This is quite remarkable in view of the fact that the discovery of the first exoplanets was confirmed only in the mid-1990s.
Now we're finding new ones every few weeks or so.
[hesitantly] So, uh-exactly why are we interested in these exoplanets, anyway? Is it to see if there's life on them? '
Because it seems to me like the only exoplanets we ever hear about are gas giants, like Jupiter and Saturn, that couldn't possibly support carbon-based life....
OK, well, let's talk about that.
First, as for discovering life... wellll, I think that sort of discovery is pretty far in the future, but it is an eventual goal.

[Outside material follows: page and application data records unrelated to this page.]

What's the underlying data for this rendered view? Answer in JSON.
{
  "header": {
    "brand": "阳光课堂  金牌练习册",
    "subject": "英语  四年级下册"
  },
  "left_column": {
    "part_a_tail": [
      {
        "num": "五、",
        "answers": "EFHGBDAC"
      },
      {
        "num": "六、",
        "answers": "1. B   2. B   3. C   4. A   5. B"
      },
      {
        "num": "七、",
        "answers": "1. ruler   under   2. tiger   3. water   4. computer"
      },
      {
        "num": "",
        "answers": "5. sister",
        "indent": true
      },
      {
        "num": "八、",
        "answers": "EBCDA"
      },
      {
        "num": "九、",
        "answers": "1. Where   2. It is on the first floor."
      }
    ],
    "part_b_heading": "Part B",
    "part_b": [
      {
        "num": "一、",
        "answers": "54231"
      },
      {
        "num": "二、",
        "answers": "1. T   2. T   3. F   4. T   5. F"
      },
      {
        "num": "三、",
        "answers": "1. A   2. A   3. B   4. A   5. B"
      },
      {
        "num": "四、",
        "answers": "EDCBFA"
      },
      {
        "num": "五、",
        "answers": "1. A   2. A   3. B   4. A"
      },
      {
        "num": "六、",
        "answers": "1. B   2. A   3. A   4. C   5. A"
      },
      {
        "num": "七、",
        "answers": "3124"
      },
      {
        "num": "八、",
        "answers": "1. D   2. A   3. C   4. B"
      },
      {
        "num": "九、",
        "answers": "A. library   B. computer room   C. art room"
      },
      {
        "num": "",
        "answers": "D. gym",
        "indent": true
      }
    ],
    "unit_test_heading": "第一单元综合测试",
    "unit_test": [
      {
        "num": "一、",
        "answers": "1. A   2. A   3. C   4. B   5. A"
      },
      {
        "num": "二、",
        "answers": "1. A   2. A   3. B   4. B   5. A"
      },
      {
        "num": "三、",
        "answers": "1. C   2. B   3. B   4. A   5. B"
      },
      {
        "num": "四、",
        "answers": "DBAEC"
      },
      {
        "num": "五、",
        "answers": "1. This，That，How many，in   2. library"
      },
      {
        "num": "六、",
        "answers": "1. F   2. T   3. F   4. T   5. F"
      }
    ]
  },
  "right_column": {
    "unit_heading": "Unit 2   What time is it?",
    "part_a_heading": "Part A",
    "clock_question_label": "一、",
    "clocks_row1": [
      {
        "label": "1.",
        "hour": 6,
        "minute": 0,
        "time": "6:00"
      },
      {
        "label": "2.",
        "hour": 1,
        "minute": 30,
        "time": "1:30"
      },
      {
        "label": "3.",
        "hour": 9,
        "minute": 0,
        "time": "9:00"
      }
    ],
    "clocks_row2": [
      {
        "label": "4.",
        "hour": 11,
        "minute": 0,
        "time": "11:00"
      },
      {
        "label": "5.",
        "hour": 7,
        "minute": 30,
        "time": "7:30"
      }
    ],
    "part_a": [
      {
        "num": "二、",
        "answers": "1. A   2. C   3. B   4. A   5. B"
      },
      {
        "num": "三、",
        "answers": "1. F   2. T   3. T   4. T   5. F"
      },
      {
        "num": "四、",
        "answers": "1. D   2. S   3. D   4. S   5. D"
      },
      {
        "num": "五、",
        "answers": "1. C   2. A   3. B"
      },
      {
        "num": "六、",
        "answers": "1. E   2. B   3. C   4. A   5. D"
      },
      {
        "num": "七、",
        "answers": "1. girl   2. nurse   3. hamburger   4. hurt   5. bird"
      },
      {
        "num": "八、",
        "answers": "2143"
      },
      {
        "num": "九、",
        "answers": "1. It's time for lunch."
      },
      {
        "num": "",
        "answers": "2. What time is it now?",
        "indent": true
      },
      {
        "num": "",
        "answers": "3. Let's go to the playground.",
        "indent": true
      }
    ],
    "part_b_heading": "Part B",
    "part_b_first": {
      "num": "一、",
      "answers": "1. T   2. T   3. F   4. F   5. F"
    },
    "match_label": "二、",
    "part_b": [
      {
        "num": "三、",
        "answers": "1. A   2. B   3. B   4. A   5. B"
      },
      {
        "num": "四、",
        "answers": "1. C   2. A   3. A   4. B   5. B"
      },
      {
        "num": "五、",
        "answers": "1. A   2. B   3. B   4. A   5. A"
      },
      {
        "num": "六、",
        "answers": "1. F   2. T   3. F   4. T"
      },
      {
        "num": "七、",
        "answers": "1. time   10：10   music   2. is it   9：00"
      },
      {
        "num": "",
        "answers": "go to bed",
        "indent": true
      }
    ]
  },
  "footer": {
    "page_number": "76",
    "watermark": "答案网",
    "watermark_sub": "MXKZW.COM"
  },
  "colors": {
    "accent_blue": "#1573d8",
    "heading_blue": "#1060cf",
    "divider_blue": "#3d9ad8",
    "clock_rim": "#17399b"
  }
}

For now, the focus is on locating planets within a host star's so-called [slowly] habitable zone, a zone that's a certain distance from its star.
Because only planets within this zone could conceivably support carbon-based life.
[leading] So what would such a planet need?
Yes, it'd need to be the right temperature to sustain liquid water.
And it would need to be a rocky planet....I mean, as opposed to a gas giant....
OK, good. An Earth-like planet.
Now, as to that, there are some recently detected exoplanets that might actually be Earth-like.
For example, there's a red dwarf star-that's what most stars are-uh, that's called Gliese 581.
Gliese 581 is... well, it's a lot more interesting than that name makes it seem.
This host star is considered a near neighbor of our solar system because it's only about twenty light-years away.
That's pretty close, by astronomical standards.
And being a red dwarf star, it's small and relatively cool, at least compared with the Sun.
And researchers have discovered planets orbiting Gliese 581.
These exoplanets have been named-ready?-Gliese 581 b, c, d, e... in alphabetical order of their discovery.
Gliese 581d and e are the planets I want to focus on now.
See, in 2009 a group of researchers made an announcement: these two exoplanets, Gliese 581d and e, do have some Earth-like qualities.
Gliese 581d had actually been discovered a couple of years earlier, and when its orbit was originally calculated, it was thought to be too far away from its host star to be warm enough to support a liquid ocean, let alone carbon-based life.
But then its orbit was recalculated, and now we see that Gliese 581d is within its host's habitable zone.
So it might have an ocean?
See, Gliese 581d weighs seven times what Earth weighs, and it's unlikely that it's made entirely of rocks... because it's so massive.
The researchers studying it said that it could have a rocky core; an ice layer; a large, deep ocean; and an atmosphere.
OK, and there was another announcement, along with the recalculated orbit of Gliese 581d.
That was the discovery of another planet in the system, Gliese 581e.
Compared with other exoplanets, its mass is quite small-only about twice that of Earth's.
So is Gliese 581e a more Earth-like planet?
Well, we have to consider its orbit.
Gliese 581e orbits its host star in a much shorter period of time than the other planets in the system, meaning it's very close to the star.
And therefore too hot for water, for an ocean.
However, the fact that it's relatively close to the size of Earth-small, in astronomical terms-that was pretty exciting.
It's impressive that we have the technology to detect it. And it bodes well for future research.
Who knows what we'll find the more we search?